## Your goal
Would you restate each entry word for word, omitting the pictures?

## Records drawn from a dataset
----

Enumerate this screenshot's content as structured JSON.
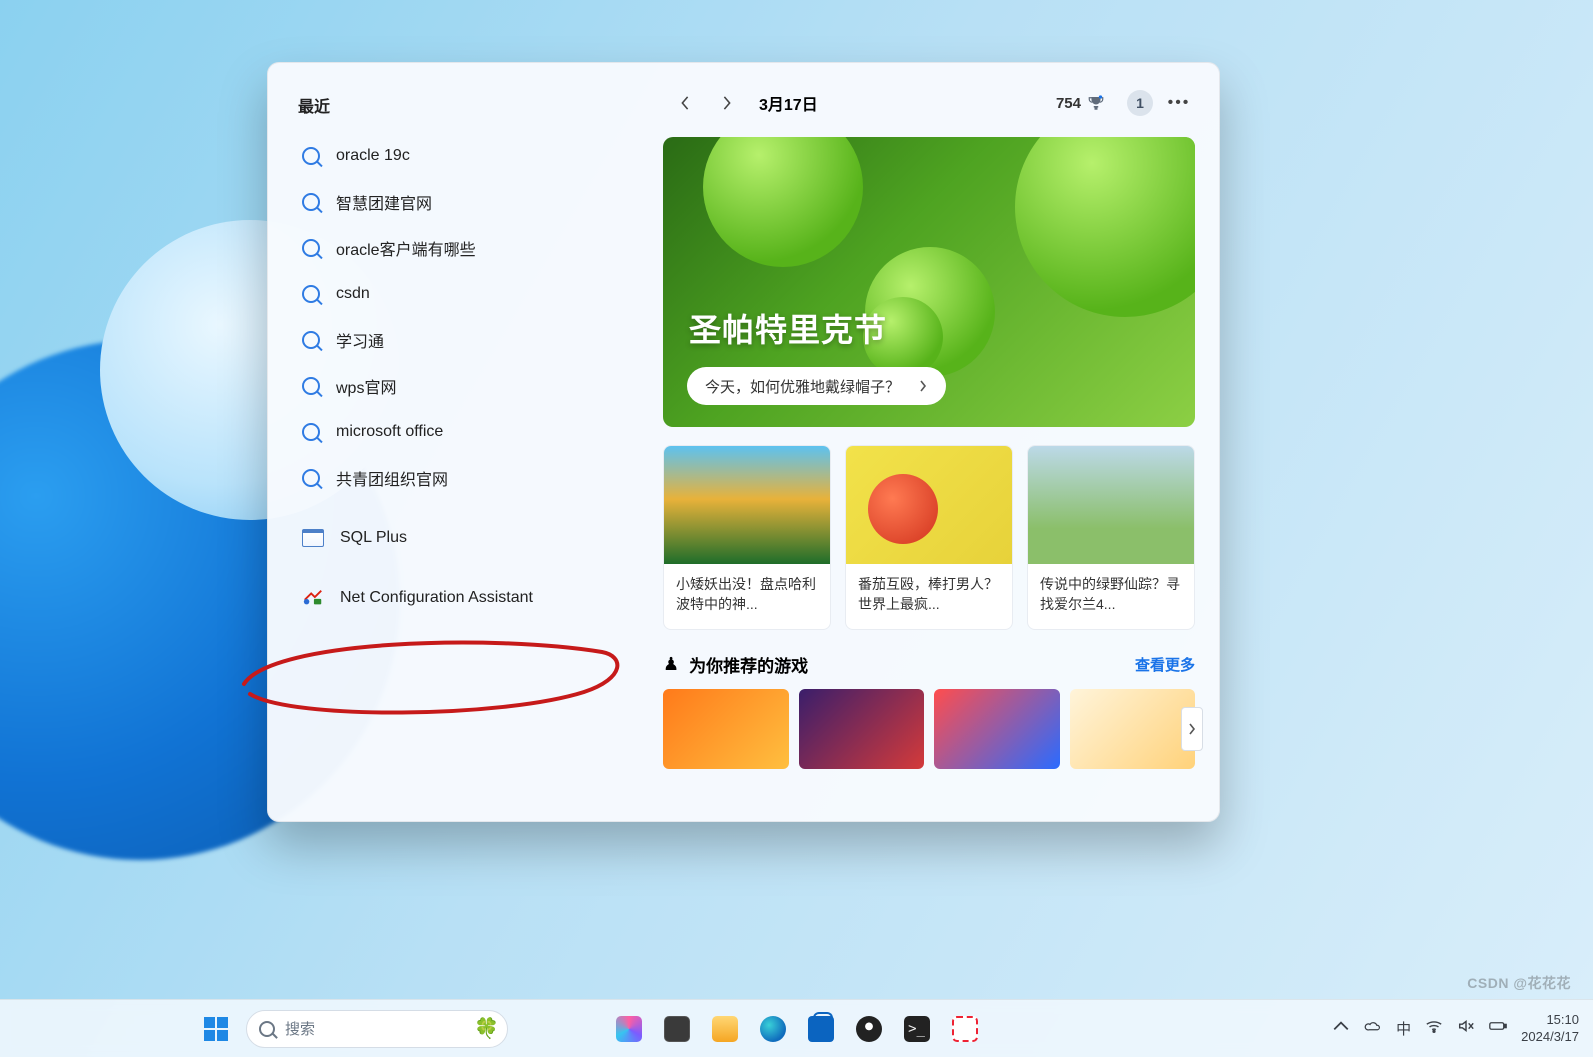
{
  "recent": {
    "title": "最近",
    "items": [
      {
        "type": "search",
        "label": "oracle 19c"
      },
      {
        "type": "search",
        "label": "智慧团建官网"
      },
      {
        "type": "search",
        "label": "oracle客户端有哪些"
      },
      {
        "type": "search",
        "label": "csdn"
      },
      {
        "type": "search",
        "label": "学习通"
      },
      {
        "type": "search",
        "label": "wps官网"
      },
      {
        "type": "search",
        "label": "microsoft office"
      },
      {
        "type": "search",
        "label": "共青团组织官网"
      },
      {
        "type": "app",
        "label": "SQL Plus",
        "icon": "sqlplus-icon"
      },
      {
        "type": "app",
        "label": "Net Configuration Assistant",
        "icon": "netca-icon"
      }
    ]
  },
  "feed": {
    "date": "3月17日",
    "points": "754",
    "badge": "1",
    "hero": {
      "title": "圣帕特里克节",
      "subtitle": "今天，如何优雅地戴绿帽子？"
    },
    "cards": [
      {
        "text": "小矮妖出没！盘点哈利波特中的神..."
      },
      {
        "text": "番茄互殴，棒打男人？世界上最疯..."
      },
      {
        "text": "传说中的绿野仙踪？寻找爱尔兰4..."
      }
    ],
    "games": {
      "title": "为你推荐的游戏",
      "see_more": "查看更多"
    }
  },
  "taskbar": {
    "search_placeholder": "搜索",
    "ime": "中",
    "time": "15:10",
    "date": "2024/3/17"
  },
  "watermark": "CSDN @花花花"
}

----

## Exercise solution
Enumerate this screenshot's content as structured JSON.
{
  "recent": {
    "title": "最近",
    "items": [
      {
        "type": "search",
        "label": "oracle 19c"
      },
      {
        "type": "search",
        "label": "智慧团建官网"
      },
      {
        "type": "search",
        "label": "oracle客户端有哪些"
      },
      {
        "type": "search",
        "label": "csdn"
      },
      {
        "type": "search",
        "label": "学习通"
      },
      {
        "type": "search",
        "label": "wps官网"
      },
      {
        "type": "search",
        "label": "microsoft office"
      },
      {
        "type": "search",
        "label": "共青团组织官网"
      },
      {
        "type": "app",
        "label": "SQL Plus",
        "icon": "sqlplus-icon"
      },
      {
        "type": "app",
        "label": "Net Configuration Assistant",
        "icon": "netca-icon"
      }
    ]
  },
  "feed": {
    "date": "3月17日",
    "points": "754",
    "badge": "1",
    "hero": {
      "title": "圣帕特里克节",
      "subtitle": "今天，如何优雅地戴绿帽子？"
    },
    "cards": [
      {
        "text": "小矮妖出没！盘点哈利波特中的神..."
      },
      {
        "text": "番茄互殴，棒打男人？世界上最疯..."
      },
      {
        "text": "传说中的绿野仙踪？寻找爱尔兰4..."
      }
    ],
    "games": {
      "title": "为你推荐的游戏",
      "see_more": "查看更多"
    }
  },
  "taskbar": {
    "search_placeholder": "搜索",
    "ime": "中",
    "time": "15:10",
    "date": "2024/3/17"
  },
  "watermark": "CSDN @花花花"
}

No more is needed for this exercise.